# RECORDS SUPPLIED:
-.-.-

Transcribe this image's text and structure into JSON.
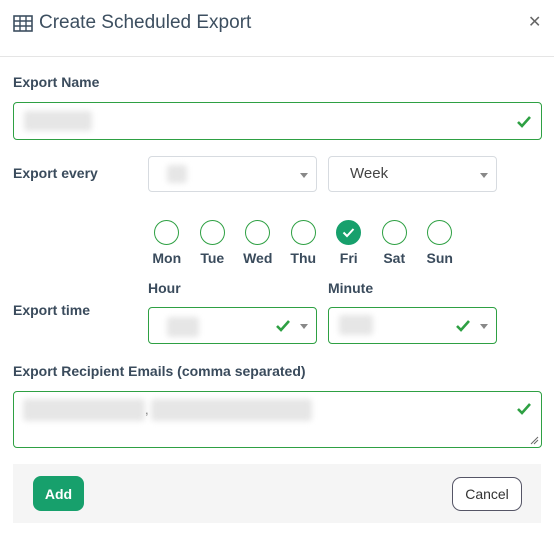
{
  "dialog": {
    "title": "Create Scheduled Export",
    "title_icon": "table-grid-icon",
    "close_icon": "close-icon"
  },
  "export_name": {
    "label": "Export Name",
    "value": "",
    "valid": true
  },
  "export_every": {
    "label": "Export every",
    "count_value": "",
    "unit_value": "Week"
  },
  "days": [
    {
      "label": "Mon",
      "selected": false
    },
    {
      "label": "Tue",
      "selected": false
    },
    {
      "label": "Wed",
      "selected": false
    },
    {
      "label": "Thu",
      "selected": false
    },
    {
      "label": "Fri",
      "selected": true
    },
    {
      "label": "Sat",
      "selected": false
    },
    {
      "label": "Sun",
      "selected": false
    }
  ],
  "export_time": {
    "label": "Export time",
    "hour_label": "Hour",
    "hour_value": "",
    "minute_label": "Minute",
    "minute_value": ""
  },
  "recipients": {
    "label": "Export Recipient Emails (comma separated)",
    "value": "",
    "separator": ","
  },
  "footer": {
    "add_label": "Add",
    "cancel_label": "Cancel"
  },
  "colors": {
    "accent": "#17a06c",
    "valid_border": "#2ea043",
    "label_text": "#3a4b5c"
  }
}
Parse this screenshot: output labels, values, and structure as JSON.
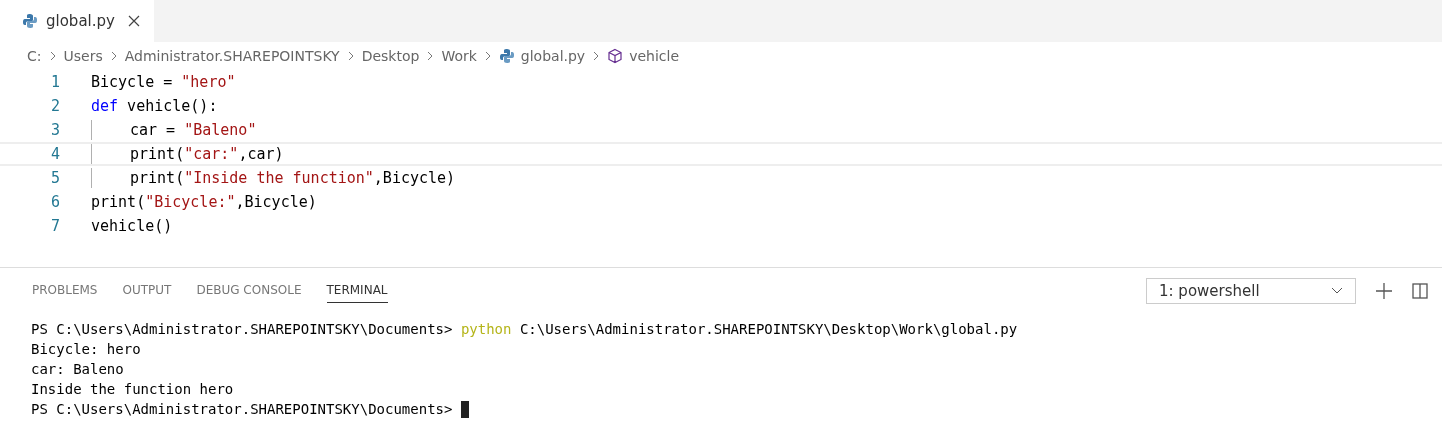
{
  "tabs": [
    {
      "label": "global.py",
      "selected": true
    }
  ],
  "breadcrumbs": [
    {
      "label": "C:",
      "kind": "folder"
    },
    {
      "label": "Users",
      "kind": "folder"
    },
    {
      "label": "Administrator.SHAREPOINTSKY",
      "kind": "folder"
    },
    {
      "label": "Desktop",
      "kind": "folder"
    },
    {
      "label": "Work",
      "kind": "folder"
    },
    {
      "label": "global.py",
      "kind": "file"
    },
    {
      "label": "vehicle",
      "kind": "symbol"
    }
  ],
  "code_lines": [
    {
      "number": "1",
      "indented": false,
      "current": false,
      "tokens": [
        {
          "kind": "plain",
          "text": "Bicycle = "
        },
        {
          "kind": "string",
          "text": "\"hero\""
        }
      ]
    },
    {
      "number": "2",
      "indented": false,
      "current": false,
      "tokens": [
        {
          "kind": "keyword",
          "text": "def"
        },
        {
          "kind": "plain",
          "text": " vehicle():"
        }
      ]
    },
    {
      "number": "3",
      "indented": true,
      "current": false,
      "tokens": [
        {
          "kind": "plain",
          "text": "car = "
        },
        {
          "kind": "string",
          "text": "\"Baleno\""
        }
      ]
    },
    {
      "number": "4",
      "indented": true,
      "current": true,
      "tokens": [
        {
          "kind": "plain",
          "text": "print("
        },
        {
          "kind": "string",
          "text": "\"car:\""
        },
        {
          "kind": "plain",
          "text": ",car)"
        }
      ]
    },
    {
      "number": "5",
      "indented": true,
      "current": false,
      "tokens": [
        {
          "kind": "plain",
          "text": "print("
        },
        {
          "kind": "string",
          "text": "\"Inside the function\""
        },
        {
          "kind": "plain",
          "text": ",Bicycle)"
        }
      ]
    },
    {
      "number": "6",
      "indented": false,
      "current": false,
      "tokens": [
        {
          "kind": "plain",
          "text": "print("
        },
        {
          "kind": "string",
          "text": "\"Bicycle:\""
        },
        {
          "kind": "plain",
          "text": ",Bicycle)"
        }
      ]
    },
    {
      "number": "7",
      "indented": false,
      "current": false,
      "tokens": [
        {
          "kind": "plain",
          "text": "vehicle()"
        }
      ]
    }
  ],
  "panel_tabs": [
    {
      "label": "PROBLEMS",
      "selected": false
    },
    {
      "label": "OUTPUT",
      "selected": false
    },
    {
      "label": "DEBUG CONSOLE",
      "selected": false
    },
    {
      "label": "TERMINAL",
      "selected": true
    }
  ],
  "terminal_select": {
    "value": "1: powershell"
  },
  "terminal_lines": [
    {
      "tokens": [
        {
          "kind": "plain",
          "text": "PS C:\\Users\\Administrator.SHAREPOINTSKY\\Documents> "
        },
        {
          "kind": "command",
          "text": "python"
        },
        {
          "kind": "plain",
          "text": " C:\\Users\\Administrator.SHAREPOINTSKY\\Desktop\\Work\\global.py"
        }
      ],
      "cursor": false
    },
    {
      "tokens": [
        {
          "kind": "plain",
          "text": "Bicycle: hero"
        }
      ],
      "cursor": false
    },
    {
      "tokens": [
        {
          "kind": "plain",
          "text": "car: Baleno"
        }
      ],
      "cursor": false
    },
    {
      "tokens": [
        {
          "kind": "plain",
          "text": "Inside the function hero"
        }
      ],
      "cursor": false
    },
    {
      "tokens": [
        {
          "kind": "plain",
          "text": "PS C:\\Users\\Administrator.SHAREPOINTSKY\\Documents> "
        }
      ],
      "cursor": true
    }
  ]
}
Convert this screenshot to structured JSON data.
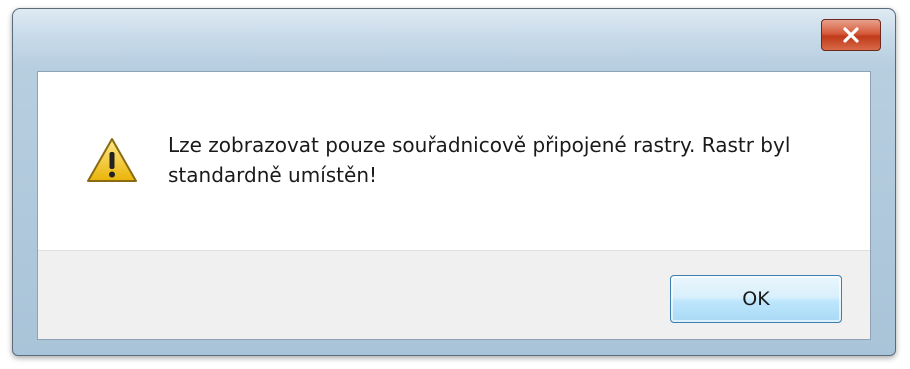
{
  "dialog": {
    "message": "Lze zobrazovat pouze souřadnicově připojené rastry. Rastr byl standardně umístěn!",
    "ok_label": "OK",
    "icon": "warning-icon"
  },
  "colors": {
    "close_button": "#d55b3c",
    "ok_button_border": "#3c7fb1",
    "footer_background": "#f0f0f0",
    "warning_yellow": "#f5c518"
  }
}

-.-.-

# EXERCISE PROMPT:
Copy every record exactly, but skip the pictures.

# WRITTEN SOLUTION:
Transcribe this image's text and structure into JSON.
{
  "dialog": {
    "title": "Create Scheduled Export",
    "title_icon": "table-grid-icon",
    "close_icon": "close-icon"
  },
  "export_name": {
    "label": "Export Name",
    "value": "",
    "valid": true
  },
  "export_every": {
    "label": "Export every",
    "count_value": "",
    "unit_value": "Week"
  },
  "days": [
    {
      "label": "Mon",
      "selected": false
    },
    {
      "label": "Tue",
      "selected": false
    },
    {
      "label": "Wed",
      "selected": false
    },
    {
      "label": "Thu",
      "selected": false
    },
    {
      "label": "Fri",
      "selected": true
    },
    {
      "label": "Sat",
      "selected": false
    },
    {
      "label": "Sun",
      "selected": false
    }
  ],
  "export_time": {
    "label": "Export time",
    "hour_label": "Hour",
    "hour_value": "",
    "minute_label": "Minute",
    "minute_value": ""
  },
  "recipients": {
    "label": "Export Recipient Emails (comma separated)",
    "value": "",
    "separator": ","
  },
  "footer": {
    "add_label": "Add",
    "cancel_label": "Cancel"
  },
  "colors": {
    "accent": "#17a06c",
    "valid_border": "#2ea043",
    "label_text": "#3a4b5c"
  }
}
Parse this screenshot: output labels, values, and structure as JSON.
{
  "tabs": [
    {
      "label": "global.py",
      "selected": true
    }
  ],
  "breadcrumbs": [
    {
      "label": "C:",
      "kind": "folder"
    },
    {
      "label": "Users",
      "kind": "folder"
    },
    {
      "label": "Administrator.SHAREPOINTSKY",
      "kind": "folder"
    },
    {
      "label": "Desktop",
      "kind": "folder"
    },
    {
      "label": "Work",
      "kind": "folder"
    },
    {
      "label": "global.py",
      "kind": "file"
    },
    {
      "label": "vehicle",
      "kind": "symbol"
    }
  ],
  "code_lines": [
    {
      "number": "1",
      "indented": false,
      "current": false,
      "tokens": [
        {
          "kind": "plain",
          "text": "Bicycle = "
        },
        {
          "kind": "string",
          "text": "\"hero\""
        }
      ]
    },
    {
      "number": "2",
      "indented": false,
      "current": false,
      "tokens": [
        {
          "kind": "keyword",
          "text": "def"
        },
        {
          "kind": "plain",
          "text": " vehicle():"
        }
      ]
    },
    {
      "number": "3",
      "indented": true,
      "current": false,
      "tokens": [
        {
          "kind": "plain",
          "text": "car = "
        },
        {
          "kind": "string",
          "text": "\"Baleno\""
        }
      ]
    },
    {
      "number": "4",
      "indented": true,
      "current": true,
      "tokens": [
        {
          "kind": "plain",
          "text": "print("
        },
        {
          "kind": "string",
          "text": "\"car:\""
        },
        {
          "kind": "plain",
          "text": ",car)"
        }
      ]
    },
    {
      "number": "5",
      "indented": true,
      "current": false,
      "tokens": [
        {
          "kind": "plain",
          "text": "print("
        },
        {
          "kind": "string",
          "text": "\"Inside the function\""
        },
        {
          "kind": "plain",
          "text": ",Bicycle)"
        }
      ]
    },
    {
      "number": "6",
      "indented": false,
      "current": false,
      "tokens": [
        {
          "kind": "plain",
          "text": "print("
        },
        {
          "kind": "string",
          "text": "\"Bicycle:\""
        },
        {
          "kind": "plain",
          "text": ",Bicycle)"
        }
      ]
    },
    {
      "number": "7",
      "indented": false,
      "current": false,
      "tokens": [
        {
          "kind": "plain",
          "text": "vehicle()"
        }
      ]
    }
  ],
  "panel_tabs": [
    {
      "label": "PROBLEMS",
      "selected": false
    },
    {
      "label": "OUTPUT",
      "selected": false
    },
    {
      "label": "DEBUG CONSOLE",
      "selected": false
    },
    {
      "label": "TERMINAL",
      "selected": true
    }
  ],
  "terminal_select": {
    "value": "1: powershell"
  },
  "terminal_lines": [
    {
      "tokens": [
        {
          "kind": "plain",
          "text": "PS C:\\Users\\Administrator.SHAREPOINTSKY\\Documents> "
        },
        {
          "kind": "command",
          "text": "python"
        },
        {
          "kind": "plain",
          "text": " C:\\Users\\Administrator.SHAREPOINTSKY\\Desktop\\Work\\global.py"
        }
      ],
      "cursor": false
    },
    {
      "tokens": [
        {
          "kind": "plain",
          "text": "Bicycle: hero"
        }
      ],
      "cursor": false
    },
    {
      "tokens": [
        {
          "kind": "plain",
          "text": "car: Baleno"
        }
      ],
      "cursor": false
    },
    {
      "tokens": [
        {
          "kind": "plain",
          "text": "Inside the function hero"
        }
      ],
      "cursor": false
    },
    {
      "tokens": [
        {
          "kind": "plain",
          "text": "PS C:\\Users\\Administrator.SHAREPOINTSKY\\Documents> "
        }
      ],
      "cursor": true
    }
  ]
}
Convert this screenshot to structured JSON data.
{
  "dialog": {
    "message": "Lze zobrazovat pouze souřadnicově připojené rastry. Rastr byl standardně umístěn!",
    "ok_label": "OK",
    "icon": "warning-icon"
  },
  "colors": {
    "close_button": "#d55b3c",
    "ok_button_border": "#3c7fb1",
    "footer_background": "#f0f0f0",
    "warning_yellow": "#f5c518"
  }
}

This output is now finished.